The recent case of Attorney General vs Zedra Fiduciary Services (UK) Limited and others  EWHC 102 (Ch) has brought the concept of cy-près into the spotlight, a concept that has implications for both charities and philanthropists.
When setting up a charity, a donor must ensure that the charity’s objects are clear and drafted as widely as possible to meet its purposes. The objects lay down the foundations of the charity’s existence and direct how the funds are to be used. In some cases, however, the charity’s objects will either have run their course or will not withstand the test of time.
This is when cy-près comes into play.
Cy-près seeks to protect charitable funds so that they can potentially be used for other similar charitable purposes when a charity’s original objects have failed.
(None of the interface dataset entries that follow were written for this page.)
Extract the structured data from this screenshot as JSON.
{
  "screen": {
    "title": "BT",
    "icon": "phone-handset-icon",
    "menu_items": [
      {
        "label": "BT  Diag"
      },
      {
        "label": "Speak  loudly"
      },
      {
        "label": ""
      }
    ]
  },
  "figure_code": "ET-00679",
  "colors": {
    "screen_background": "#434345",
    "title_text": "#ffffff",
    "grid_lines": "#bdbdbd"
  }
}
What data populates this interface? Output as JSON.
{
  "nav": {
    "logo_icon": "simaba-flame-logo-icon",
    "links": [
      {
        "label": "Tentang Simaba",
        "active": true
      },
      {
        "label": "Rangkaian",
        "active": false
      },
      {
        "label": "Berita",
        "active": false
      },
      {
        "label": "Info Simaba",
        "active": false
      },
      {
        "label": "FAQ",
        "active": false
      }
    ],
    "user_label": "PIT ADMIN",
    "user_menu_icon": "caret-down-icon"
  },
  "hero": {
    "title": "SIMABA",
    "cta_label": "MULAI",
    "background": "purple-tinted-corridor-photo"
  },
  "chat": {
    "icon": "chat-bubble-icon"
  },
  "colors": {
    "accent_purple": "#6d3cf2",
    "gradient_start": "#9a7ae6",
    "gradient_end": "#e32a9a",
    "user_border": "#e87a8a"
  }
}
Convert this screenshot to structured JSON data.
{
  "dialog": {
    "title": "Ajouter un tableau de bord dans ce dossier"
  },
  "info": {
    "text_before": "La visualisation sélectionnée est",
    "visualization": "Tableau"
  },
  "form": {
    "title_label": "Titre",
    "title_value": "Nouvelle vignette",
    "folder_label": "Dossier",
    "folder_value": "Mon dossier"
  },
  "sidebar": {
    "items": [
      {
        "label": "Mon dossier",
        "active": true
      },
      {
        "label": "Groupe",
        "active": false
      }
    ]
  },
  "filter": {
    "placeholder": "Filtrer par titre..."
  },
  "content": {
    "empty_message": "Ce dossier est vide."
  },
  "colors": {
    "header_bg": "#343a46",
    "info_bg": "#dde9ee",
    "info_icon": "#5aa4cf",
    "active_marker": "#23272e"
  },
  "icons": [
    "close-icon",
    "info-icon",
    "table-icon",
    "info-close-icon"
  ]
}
The stumbling block is that charity trustees need the Court and/or the Charity Commission to approve the use of funds for alternative charitable purposes, resulting in costs and delay.
In the Zedra case, a charity was established in 1928 to principally accumulate funds to be transferred to the National Debt Commissioners at a time when the funds could discharge the national debt for the benefit of the whole nation. The original purpose of the charity could no longer be suitably carried out due to the enormity of the national debt. The charity’s trustees argued that the funds should instead be used towards general charitable purposes in the UK.
When applying cy-près, charity legislation sets out three factors which the Court takes into account:
- The Court considers the spirit behind the creation of the charity which involves broadly scrutinising its purposes and considering all the evidence surrounding the charity set up.
- The Court considers the desirability of securing that the funds are used for charitable purposes similar to the original objects. This is to ensure that the original objects are respected.
- The Court considers the need for any successor charity to have purposes which are suitable and effective in light of the prevailing social and economic circumstances. It would be of no use if the successor charity could not provide a beneficial solution.
It was determined in the Zedra case that applying the funds to reduce the national debt was sufficiently close to discharging the national debt and it was a valid charitable gift. Although the charity trustees’ argument was admirable, it would have produced a result which did not benefit the whole nation and it was irrelevant that the funds would contribute insignificantly towards the national debt and would have a negligible impact on the nation.
The Zedra case is a helpful reminder that the Court will not dictate how best charitable funds should be used, but instead it will decide if the funds can be used having regard to the above three factors. The decision is essentially out of the charity trustees’ hands, and this is why it is so important for charity objects to be clear and adaptable at the outset.
Cy-près can also apply to appeal funds raised by charities which can no longer be used for the original fundraising purpose. The rules governing how such funds can be used for new purposes under cy-près can be cumbersome.
Thankfully, there is a Charities Bill that is currently being passed through the House of Commons which, amongst other things, is changing how charities can use funds generated by fundraising in line with cy-près. Subject to certain conditions being met, charity trustees will no longer be required to contact and/or return funds to donors in respect of a failed fundraising appeal and will have the ability to apply the proceeds cy-près without the intervention of the Charity Commission.
This will be a welcome relaxation of the rules by charity trustees which will alleviate some of their administrative burden and save on time and costs. In the meantime, charities should continue to prepare fundraising literature carefully to highlight, for example, that surplus funds to an appeal will be used for other purposes.
The Court can similarly apply cy-près to charitable legacies left under a will where that named charity no longer exists at the date of death. It is important when leaving a charitable legacy under a will to make provision for the executors to pay the legacy to another charity that has the same or similar objects as the original named charity if the latter no longer exists on the testator’s death, for example due to it have being dissolved or amalgamated with another charity. This will avoid the risk of the charitable legacy failing and passing unintentionally as part of the residue of the estate or the need for an expensive and time-consuming Court application to apply the legacy cy-près.
Cy-près remains a powerful doctrine that can save gifts that would otherwise fail for uncertainty. However, it can be an expensive tool for charities and philanthropists to use. Seeking professional advice on how to cater for the possibility of failed gifts is key, be it in the case of individuals via their wills, or setting up a charity, or in the case of charities when fundraising or striving to meet their charitable objects in an ever changing environment.
Victoria Mahon de Palacios, partner at Wedlake Bell, and Abigail Pearson, solicitor at Wedlake Bell.